The Trust For Public Land Names New Tennessee Director
For Noel Durant, the new leader of The Trust For Public Land’s Tennessee office, starting a new chapter is really about returning to his roots.
Durant, a Chattanooga native and McCallie School alum (‘04) who has served in a variety of roles for The Trust For Public Land (TPL) since 2013, assumed the role of Tennessee State Director on November 1. An avid outdoorsman with a degree in Natural Resource Management from Clemson University, he was previously the office’s Institutional Giving Manager and Program Director. Before returning to the Tennessee office of TPL in 2020, he led the Crested Butte Land Trust in Crested Butte, Colorado.
“My wife and I welcomed our first child last year, which made our decision to return to the Tennessee Valley very easy,” Durant says. “I’m lucky to have had the experience of learning a lot in Colorado, about land and about leadership, but it was important to us that our son grow up in this incredible part of the country. After all, what is this work about if not creating and protecting public lands for future generations to enjoy?”
TPL has big plans for Tennessee in 2022, including the completion of the South Chickamauga Creek Greenway, the development of a new trail to connect Red Bank’s White Oak Park with Chattanooga’s famed Stringer’s Ridge, and a significant expansion of Lockeland Springs Park in East Nashville.
As Tennessee State Director, Durant will be responsible for the timely completion of these and other projects, in addition to managing the office’s operations staff and collaborating with the state’s Director of Philanthropy to secure financial support for the region’s many efforts to protect land and create parks for people.
“Noel is the ideal person for this job, both because of his long history with TPL and his unique understanding of where our organization can go next,” says Franklin Farrow, a longtime TPL volunteer and supporter of their work in Tennessee. “The creation and protection of high-quality public space is essential to healing damage to our environment and divisions in our community. Noel knows how to do both, and The Trust For Public Land will be stronger because of his leadership moving forward.”
About The Trust for Public Land
The Trust for Public Land was founded in 1972 on the conviction that all people need and deserve access to nature and the outdoors, close to home, in the cities and communities where they live, as a matter of health, equity, and justice. While many conservation organizations set aside wildlands for biodiversity or habitat restoration, our founders sought to bring the benefits of parks and nature to the places, people, and communities that needed them most.

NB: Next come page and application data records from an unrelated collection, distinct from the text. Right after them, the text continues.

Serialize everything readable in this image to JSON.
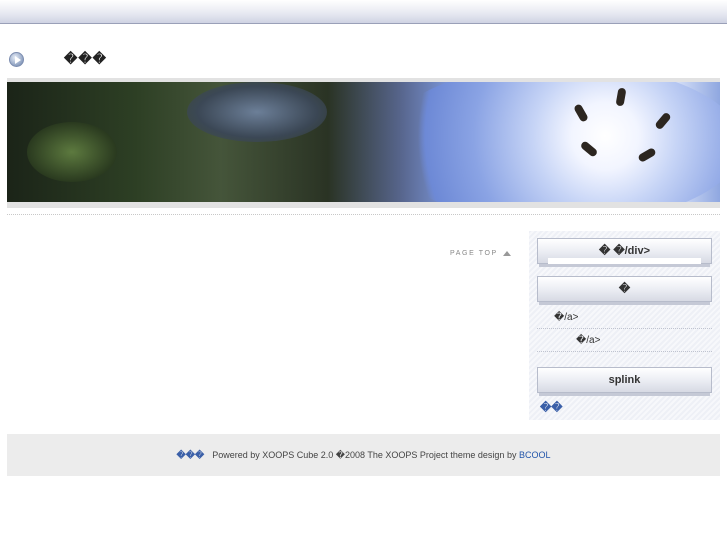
{
  "header": {
    "site_title": "���"
  },
  "banner": {
    "description_icon": "flower-banner-image"
  },
  "main": {
    "page_top_label": "PAGE TOP"
  },
  "sidebar": {
    "block1_title": "�   �/div>",
    "block2_title": "�",
    "links": [
      "�/a>",
      "�/a>"
    ],
    "block3_title": "splink",
    "footer_text": "��"
  },
  "footer": {
    "site": "���",
    "powered_text": "Powered by XOOPS Cube 2.0  �2008 The XOOPS Project theme design by ",
    "link_label": "BCOOL"
  },
  "colors": {
    "topbar": "#cfd3e3",
    "link_blue": "#2255aa",
    "footer_bg": "#ececec"
  }
}
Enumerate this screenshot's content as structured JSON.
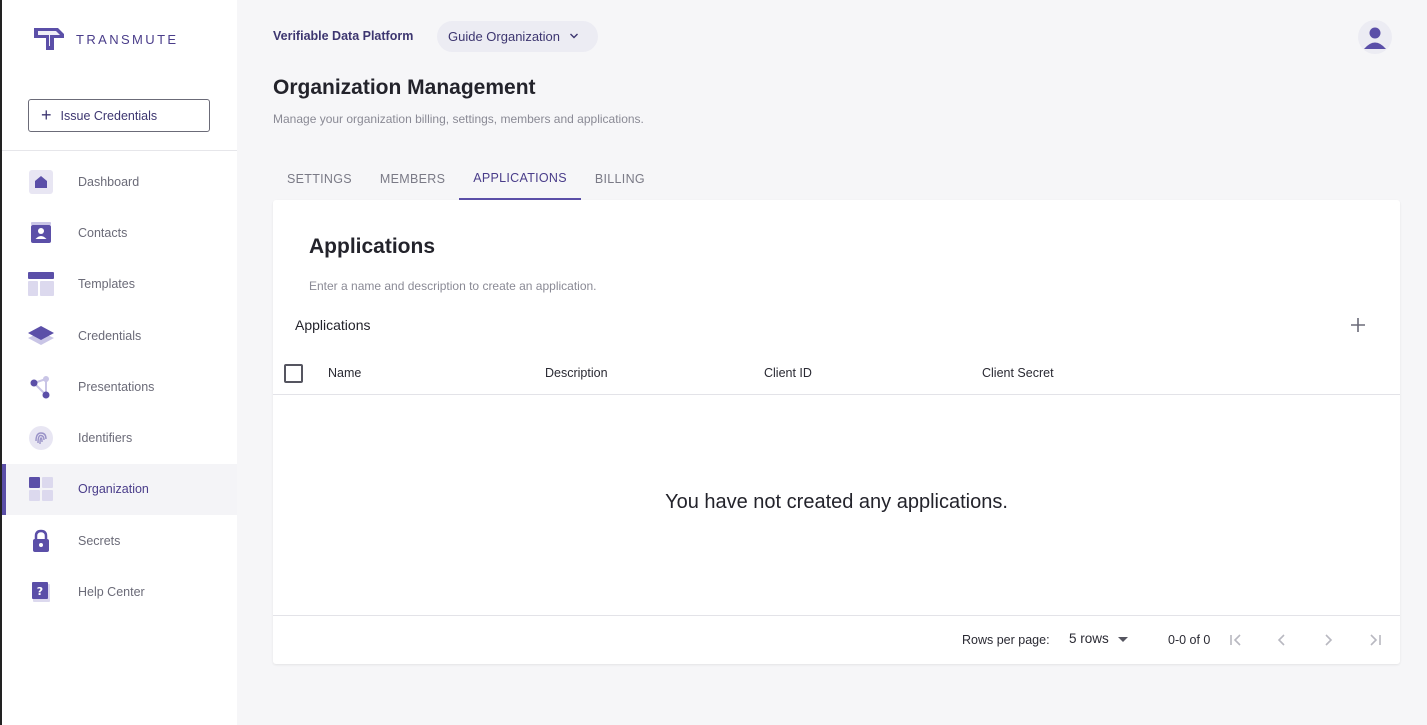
{
  "brand": {
    "name": "TRANSMUTE",
    "accent": "#5b4fa8"
  },
  "sidebar": {
    "issue_button": {
      "label": "Issue Credentials",
      "icon": "plus-icon"
    },
    "items": [
      {
        "label": "Dashboard",
        "icon": "home-icon"
      },
      {
        "label": "Contacts",
        "icon": "contact-card-icon"
      },
      {
        "label": "Templates",
        "icon": "template-icon"
      },
      {
        "label": "Credentials",
        "icon": "credential-layers-icon"
      },
      {
        "label": "Presentations",
        "icon": "presentation-nodes-icon"
      },
      {
        "label": "Identifiers",
        "icon": "fingerprint-icon"
      },
      {
        "label": "Organization",
        "icon": "organization-grid-icon",
        "active": true
      },
      {
        "label": "Secrets",
        "icon": "lock-icon"
      },
      {
        "label": "Help Center",
        "icon": "help-icon"
      }
    ]
  },
  "header": {
    "product": "Verifiable Data Platform",
    "org_select": "Guide Organization",
    "avatar_icon": "user-avatar-icon"
  },
  "page": {
    "title": "Organization Management",
    "subtitle": "Manage your organization billing, settings, members and applications."
  },
  "tabs": [
    {
      "label": "SETTINGS"
    },
    {
      "label": "MEMBERS"
    },
    {
      "label": "APPLICATIONS",
      "active": true
    },
    {
      "label": "BILLING"
    }
  ],
  "card": {
    "title": "Applications",
    "subtitle": "Enter a name and description to create an application.",
    "table_title": "Applications",
    "columns": [
      "Name",
      "Description",
      "Client ID",
      "Client Secret"
    ],
    "empty_message": "You have not created any applications.",
    "footer": {
      "rows_per_page_label": "Rows per page:",
      "rows_per_page_value": "5 rows",
      "range": "0-0 of 0"
    }
  }
}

For more information on TPL’s work in Tennessee, visit tpl.org/our-work/tennessee.